(Directions)
Where in the listing does the string "Baoshan" appear? Copy every line that holds it.

(Material to process)
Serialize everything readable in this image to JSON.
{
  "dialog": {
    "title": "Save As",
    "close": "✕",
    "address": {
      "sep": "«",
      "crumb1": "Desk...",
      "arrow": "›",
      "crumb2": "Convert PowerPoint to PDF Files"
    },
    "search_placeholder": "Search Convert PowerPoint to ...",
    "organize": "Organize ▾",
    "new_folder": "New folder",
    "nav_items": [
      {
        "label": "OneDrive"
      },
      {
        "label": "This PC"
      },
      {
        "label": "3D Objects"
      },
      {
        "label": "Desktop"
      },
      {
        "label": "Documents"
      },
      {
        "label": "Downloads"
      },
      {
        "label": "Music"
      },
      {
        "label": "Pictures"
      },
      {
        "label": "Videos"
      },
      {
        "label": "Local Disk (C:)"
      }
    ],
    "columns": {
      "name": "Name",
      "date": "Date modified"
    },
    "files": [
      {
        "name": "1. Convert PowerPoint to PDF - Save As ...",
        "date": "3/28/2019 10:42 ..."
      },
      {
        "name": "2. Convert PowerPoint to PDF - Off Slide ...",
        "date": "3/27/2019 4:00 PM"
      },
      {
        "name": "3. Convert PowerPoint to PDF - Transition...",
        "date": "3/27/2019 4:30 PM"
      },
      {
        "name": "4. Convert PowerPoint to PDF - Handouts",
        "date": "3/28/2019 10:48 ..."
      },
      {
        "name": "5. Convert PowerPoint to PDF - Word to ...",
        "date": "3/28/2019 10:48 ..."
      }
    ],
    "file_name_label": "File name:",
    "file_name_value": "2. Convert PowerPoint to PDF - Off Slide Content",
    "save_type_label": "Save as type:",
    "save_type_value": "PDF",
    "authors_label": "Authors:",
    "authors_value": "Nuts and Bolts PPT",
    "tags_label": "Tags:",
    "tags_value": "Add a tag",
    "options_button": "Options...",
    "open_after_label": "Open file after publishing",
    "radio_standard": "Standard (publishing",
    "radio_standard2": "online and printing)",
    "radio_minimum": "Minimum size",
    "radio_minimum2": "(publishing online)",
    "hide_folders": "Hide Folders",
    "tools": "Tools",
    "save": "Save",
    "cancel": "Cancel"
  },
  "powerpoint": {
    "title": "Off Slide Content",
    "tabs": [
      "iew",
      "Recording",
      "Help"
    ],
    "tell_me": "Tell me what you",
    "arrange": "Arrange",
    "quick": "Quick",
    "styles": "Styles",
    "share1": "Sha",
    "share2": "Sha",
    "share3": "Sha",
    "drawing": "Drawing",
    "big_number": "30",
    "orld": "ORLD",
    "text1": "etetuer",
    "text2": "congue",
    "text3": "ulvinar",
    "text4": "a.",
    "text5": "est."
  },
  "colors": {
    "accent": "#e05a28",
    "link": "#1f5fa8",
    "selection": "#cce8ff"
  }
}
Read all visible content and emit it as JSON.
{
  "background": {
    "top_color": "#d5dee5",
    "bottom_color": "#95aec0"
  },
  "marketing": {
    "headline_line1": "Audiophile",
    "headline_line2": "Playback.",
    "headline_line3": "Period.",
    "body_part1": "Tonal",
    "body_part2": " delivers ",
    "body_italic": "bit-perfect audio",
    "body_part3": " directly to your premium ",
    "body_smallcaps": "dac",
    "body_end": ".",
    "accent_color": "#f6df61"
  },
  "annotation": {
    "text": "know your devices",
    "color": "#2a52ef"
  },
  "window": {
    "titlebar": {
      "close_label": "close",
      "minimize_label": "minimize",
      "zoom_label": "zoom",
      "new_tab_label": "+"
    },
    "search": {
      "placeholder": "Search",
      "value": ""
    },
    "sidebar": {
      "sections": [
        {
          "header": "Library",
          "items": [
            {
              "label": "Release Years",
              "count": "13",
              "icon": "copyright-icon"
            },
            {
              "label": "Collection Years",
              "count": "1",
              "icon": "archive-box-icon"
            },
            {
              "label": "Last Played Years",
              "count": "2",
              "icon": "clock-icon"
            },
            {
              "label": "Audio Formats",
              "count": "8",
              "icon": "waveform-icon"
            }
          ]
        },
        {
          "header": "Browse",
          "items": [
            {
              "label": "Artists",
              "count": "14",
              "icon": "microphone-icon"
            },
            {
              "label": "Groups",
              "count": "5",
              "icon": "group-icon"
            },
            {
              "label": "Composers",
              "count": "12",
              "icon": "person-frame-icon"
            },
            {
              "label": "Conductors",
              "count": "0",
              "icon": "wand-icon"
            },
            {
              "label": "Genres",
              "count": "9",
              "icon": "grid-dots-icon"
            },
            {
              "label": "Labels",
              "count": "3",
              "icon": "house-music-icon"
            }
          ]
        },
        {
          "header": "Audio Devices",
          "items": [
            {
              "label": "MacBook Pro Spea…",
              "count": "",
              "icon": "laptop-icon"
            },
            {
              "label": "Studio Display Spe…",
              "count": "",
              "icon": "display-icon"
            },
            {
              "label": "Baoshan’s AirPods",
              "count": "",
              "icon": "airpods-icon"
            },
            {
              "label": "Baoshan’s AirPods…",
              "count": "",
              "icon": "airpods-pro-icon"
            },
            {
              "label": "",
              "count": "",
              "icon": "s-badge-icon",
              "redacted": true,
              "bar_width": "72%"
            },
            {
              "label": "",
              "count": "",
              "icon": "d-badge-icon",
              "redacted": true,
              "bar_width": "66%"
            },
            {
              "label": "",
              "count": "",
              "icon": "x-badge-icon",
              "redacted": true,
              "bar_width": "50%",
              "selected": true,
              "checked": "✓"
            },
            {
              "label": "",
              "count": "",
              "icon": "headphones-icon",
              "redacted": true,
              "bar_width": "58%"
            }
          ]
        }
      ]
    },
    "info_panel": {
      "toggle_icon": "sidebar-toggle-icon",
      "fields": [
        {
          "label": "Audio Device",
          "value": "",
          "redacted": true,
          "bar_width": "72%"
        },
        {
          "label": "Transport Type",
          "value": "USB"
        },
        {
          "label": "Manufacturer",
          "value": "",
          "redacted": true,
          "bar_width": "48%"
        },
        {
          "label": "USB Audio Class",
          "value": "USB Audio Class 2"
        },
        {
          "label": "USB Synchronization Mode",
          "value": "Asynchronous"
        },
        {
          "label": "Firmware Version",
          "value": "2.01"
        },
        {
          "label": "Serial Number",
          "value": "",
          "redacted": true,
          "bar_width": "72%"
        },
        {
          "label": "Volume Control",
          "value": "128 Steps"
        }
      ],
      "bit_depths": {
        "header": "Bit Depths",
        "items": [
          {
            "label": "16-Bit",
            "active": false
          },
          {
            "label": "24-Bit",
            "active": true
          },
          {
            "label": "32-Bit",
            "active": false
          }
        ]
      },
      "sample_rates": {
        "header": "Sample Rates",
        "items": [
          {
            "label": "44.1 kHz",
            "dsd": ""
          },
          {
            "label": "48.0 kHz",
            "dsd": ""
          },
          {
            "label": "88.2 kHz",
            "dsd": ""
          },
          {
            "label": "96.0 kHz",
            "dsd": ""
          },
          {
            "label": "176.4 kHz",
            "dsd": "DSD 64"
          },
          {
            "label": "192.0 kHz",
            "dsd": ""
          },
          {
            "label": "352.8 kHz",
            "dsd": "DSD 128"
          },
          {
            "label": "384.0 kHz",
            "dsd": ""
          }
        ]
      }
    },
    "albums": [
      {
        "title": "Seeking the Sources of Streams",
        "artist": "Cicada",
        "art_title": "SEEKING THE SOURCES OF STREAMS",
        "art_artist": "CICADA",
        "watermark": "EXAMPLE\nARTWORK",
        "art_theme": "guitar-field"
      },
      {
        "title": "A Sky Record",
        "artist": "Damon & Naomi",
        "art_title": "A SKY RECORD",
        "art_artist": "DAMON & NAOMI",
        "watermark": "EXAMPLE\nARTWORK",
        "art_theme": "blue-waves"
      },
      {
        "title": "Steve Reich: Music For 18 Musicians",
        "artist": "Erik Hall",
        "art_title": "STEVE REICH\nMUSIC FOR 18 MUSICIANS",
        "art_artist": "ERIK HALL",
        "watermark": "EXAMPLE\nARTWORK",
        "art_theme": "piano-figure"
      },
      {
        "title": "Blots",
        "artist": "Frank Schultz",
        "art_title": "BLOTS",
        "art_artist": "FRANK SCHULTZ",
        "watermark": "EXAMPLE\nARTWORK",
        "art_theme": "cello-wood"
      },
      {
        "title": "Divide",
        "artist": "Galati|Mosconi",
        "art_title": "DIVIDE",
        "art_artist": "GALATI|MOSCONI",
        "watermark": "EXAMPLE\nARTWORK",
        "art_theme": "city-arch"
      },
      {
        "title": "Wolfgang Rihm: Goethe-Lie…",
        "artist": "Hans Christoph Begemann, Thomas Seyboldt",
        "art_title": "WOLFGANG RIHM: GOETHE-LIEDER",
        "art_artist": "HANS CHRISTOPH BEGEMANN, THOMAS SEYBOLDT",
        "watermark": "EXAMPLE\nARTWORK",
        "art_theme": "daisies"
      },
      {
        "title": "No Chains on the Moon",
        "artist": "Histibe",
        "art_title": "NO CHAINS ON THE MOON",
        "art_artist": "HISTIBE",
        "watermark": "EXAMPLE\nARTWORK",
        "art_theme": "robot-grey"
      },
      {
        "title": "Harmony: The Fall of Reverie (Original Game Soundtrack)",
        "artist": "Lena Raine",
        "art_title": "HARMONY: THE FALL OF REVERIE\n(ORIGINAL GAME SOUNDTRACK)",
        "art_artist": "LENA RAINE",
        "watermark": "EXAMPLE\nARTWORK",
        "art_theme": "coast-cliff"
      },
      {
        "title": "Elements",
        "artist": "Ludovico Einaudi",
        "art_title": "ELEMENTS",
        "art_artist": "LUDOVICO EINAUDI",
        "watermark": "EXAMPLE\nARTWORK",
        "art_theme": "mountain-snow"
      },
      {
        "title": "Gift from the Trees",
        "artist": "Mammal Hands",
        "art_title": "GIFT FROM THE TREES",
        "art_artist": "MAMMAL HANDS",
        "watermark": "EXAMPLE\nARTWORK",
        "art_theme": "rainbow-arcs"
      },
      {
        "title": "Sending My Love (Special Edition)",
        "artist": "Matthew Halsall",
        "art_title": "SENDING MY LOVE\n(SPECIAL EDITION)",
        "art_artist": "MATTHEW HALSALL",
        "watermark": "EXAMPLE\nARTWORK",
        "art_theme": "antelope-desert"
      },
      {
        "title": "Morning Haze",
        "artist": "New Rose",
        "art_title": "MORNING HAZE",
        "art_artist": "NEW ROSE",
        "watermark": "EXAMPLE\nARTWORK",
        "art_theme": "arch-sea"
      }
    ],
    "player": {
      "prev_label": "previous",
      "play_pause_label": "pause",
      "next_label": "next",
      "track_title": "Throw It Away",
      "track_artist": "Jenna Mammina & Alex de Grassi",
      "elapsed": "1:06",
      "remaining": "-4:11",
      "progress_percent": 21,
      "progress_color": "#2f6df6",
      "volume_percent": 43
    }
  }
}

(Response to the exercise)
              "label": "Baoshan’s AirPods",
              "label": "Baoshan’s AirPods…",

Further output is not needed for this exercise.